# Exercise
In the data below, find every line with the word "Lesson" and copy it out.

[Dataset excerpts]
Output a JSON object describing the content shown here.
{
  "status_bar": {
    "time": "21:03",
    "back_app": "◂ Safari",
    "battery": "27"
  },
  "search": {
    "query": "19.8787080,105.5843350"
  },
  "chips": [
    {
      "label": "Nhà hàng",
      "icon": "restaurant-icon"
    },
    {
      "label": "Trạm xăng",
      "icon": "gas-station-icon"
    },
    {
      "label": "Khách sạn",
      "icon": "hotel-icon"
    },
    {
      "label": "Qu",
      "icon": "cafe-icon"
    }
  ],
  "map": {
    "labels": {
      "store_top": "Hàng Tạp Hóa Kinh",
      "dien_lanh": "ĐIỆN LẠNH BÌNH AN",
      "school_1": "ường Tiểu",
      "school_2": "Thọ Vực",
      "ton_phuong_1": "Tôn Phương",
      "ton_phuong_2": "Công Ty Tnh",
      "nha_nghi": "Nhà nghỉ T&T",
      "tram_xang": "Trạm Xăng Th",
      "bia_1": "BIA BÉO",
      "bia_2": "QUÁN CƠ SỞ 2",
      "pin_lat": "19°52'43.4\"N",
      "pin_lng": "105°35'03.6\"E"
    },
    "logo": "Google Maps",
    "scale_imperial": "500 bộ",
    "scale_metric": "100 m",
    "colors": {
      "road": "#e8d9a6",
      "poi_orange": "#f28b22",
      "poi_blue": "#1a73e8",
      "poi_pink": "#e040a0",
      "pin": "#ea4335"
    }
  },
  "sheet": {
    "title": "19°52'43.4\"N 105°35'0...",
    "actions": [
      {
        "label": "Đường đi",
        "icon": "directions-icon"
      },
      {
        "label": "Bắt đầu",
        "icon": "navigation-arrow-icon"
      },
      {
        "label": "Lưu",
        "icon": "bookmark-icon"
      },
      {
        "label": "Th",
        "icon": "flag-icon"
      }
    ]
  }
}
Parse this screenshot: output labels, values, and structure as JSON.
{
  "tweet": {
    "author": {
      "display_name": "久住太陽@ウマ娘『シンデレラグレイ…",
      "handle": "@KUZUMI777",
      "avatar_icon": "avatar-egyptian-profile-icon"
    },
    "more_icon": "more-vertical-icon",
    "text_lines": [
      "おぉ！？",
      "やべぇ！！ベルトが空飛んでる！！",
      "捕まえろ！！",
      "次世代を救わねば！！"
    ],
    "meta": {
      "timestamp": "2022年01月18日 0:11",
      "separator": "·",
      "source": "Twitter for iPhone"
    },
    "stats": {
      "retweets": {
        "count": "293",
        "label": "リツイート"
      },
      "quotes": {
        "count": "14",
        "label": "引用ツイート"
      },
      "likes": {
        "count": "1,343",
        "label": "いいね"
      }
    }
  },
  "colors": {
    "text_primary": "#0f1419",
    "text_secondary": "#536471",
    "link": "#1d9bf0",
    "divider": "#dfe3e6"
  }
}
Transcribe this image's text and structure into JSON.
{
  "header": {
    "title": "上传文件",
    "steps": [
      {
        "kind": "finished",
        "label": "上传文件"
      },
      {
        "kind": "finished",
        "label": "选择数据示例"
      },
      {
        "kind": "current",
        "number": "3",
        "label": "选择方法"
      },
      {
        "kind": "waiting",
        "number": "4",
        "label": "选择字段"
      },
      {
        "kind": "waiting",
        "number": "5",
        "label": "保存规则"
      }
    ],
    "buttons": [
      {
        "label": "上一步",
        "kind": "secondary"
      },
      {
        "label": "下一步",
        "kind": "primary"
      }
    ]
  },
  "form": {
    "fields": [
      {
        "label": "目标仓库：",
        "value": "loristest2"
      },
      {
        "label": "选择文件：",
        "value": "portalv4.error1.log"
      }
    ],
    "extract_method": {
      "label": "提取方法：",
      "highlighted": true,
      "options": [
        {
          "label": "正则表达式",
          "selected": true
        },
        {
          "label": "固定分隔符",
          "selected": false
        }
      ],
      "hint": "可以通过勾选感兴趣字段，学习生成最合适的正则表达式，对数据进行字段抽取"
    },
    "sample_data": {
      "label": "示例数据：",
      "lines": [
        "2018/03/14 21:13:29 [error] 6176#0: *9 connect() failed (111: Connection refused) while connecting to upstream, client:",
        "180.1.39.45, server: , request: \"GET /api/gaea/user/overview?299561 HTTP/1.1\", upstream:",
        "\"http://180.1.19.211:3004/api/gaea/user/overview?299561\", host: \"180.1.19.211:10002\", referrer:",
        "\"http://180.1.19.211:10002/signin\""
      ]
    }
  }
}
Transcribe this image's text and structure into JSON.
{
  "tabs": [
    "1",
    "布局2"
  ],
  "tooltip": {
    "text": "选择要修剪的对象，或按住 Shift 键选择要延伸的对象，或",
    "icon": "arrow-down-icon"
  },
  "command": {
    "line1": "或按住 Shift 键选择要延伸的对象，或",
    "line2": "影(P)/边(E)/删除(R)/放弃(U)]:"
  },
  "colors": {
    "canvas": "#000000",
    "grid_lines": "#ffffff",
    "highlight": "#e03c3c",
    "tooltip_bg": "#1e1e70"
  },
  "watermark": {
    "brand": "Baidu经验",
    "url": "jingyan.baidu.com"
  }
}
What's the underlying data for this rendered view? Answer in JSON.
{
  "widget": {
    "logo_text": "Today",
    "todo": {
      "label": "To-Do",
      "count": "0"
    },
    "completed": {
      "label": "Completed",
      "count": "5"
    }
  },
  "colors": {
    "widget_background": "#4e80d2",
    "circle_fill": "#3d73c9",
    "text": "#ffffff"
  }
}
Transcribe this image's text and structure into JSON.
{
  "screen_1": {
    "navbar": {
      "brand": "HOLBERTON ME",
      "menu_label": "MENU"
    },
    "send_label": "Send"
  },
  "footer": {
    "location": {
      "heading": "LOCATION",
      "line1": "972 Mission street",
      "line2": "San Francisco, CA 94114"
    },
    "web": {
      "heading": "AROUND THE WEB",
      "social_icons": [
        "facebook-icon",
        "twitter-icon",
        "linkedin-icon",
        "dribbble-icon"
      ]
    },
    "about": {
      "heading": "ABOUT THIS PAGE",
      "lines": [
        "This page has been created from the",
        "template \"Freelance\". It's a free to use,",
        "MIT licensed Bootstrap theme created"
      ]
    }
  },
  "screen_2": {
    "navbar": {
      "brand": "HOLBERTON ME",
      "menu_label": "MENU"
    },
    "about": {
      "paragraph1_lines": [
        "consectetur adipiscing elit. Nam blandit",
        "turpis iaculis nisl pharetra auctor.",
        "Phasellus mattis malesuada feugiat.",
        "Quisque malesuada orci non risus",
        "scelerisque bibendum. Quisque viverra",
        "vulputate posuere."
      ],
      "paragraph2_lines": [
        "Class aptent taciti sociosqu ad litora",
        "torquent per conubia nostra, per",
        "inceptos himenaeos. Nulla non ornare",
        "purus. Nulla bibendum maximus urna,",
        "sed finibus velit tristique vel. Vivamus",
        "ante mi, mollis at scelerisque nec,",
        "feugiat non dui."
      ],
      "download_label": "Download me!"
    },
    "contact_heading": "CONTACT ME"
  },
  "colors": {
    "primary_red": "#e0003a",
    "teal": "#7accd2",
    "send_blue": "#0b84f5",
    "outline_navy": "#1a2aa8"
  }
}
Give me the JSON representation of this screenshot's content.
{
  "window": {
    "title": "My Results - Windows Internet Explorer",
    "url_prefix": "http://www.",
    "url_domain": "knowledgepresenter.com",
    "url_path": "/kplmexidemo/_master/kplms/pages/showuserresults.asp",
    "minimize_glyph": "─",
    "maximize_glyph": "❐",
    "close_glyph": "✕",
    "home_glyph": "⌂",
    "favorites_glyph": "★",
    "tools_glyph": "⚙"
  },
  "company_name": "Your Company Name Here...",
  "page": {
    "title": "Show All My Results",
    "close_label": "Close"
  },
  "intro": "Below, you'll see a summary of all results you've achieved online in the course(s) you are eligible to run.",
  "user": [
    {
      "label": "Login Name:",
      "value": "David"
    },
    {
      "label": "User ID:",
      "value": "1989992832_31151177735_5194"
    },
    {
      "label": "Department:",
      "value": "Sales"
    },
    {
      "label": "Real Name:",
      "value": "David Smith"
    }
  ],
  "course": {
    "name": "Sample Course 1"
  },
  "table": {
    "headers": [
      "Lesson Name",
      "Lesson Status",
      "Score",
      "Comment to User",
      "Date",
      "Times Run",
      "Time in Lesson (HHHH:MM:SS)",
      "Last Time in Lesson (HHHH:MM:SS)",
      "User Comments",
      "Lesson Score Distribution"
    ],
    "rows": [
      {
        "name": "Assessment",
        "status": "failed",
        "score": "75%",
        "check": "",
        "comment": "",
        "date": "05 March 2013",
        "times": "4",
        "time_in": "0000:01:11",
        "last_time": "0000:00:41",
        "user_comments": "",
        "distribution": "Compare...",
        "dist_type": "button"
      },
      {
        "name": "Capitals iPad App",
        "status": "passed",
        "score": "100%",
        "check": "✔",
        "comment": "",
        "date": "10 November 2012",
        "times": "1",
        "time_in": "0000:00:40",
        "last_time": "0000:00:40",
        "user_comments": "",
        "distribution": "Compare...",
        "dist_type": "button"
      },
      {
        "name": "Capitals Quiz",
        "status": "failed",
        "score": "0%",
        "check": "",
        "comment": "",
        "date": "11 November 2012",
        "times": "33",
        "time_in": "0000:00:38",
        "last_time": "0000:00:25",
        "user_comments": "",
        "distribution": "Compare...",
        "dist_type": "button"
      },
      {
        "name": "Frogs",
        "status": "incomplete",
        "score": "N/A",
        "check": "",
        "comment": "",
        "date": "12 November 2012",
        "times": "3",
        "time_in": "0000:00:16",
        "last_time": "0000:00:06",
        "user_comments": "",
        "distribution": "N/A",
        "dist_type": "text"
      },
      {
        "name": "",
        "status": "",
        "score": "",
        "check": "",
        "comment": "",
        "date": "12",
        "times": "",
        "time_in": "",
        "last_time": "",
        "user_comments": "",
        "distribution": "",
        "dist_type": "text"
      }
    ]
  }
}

# Answer
      "Lesson Name",
      "Lesson Status",
      "Time in Lesson (HHHH:MM:SS)",
      "Last Time in Lesson (HHHH:MM:SS)",
      "Lesson Score Distribution"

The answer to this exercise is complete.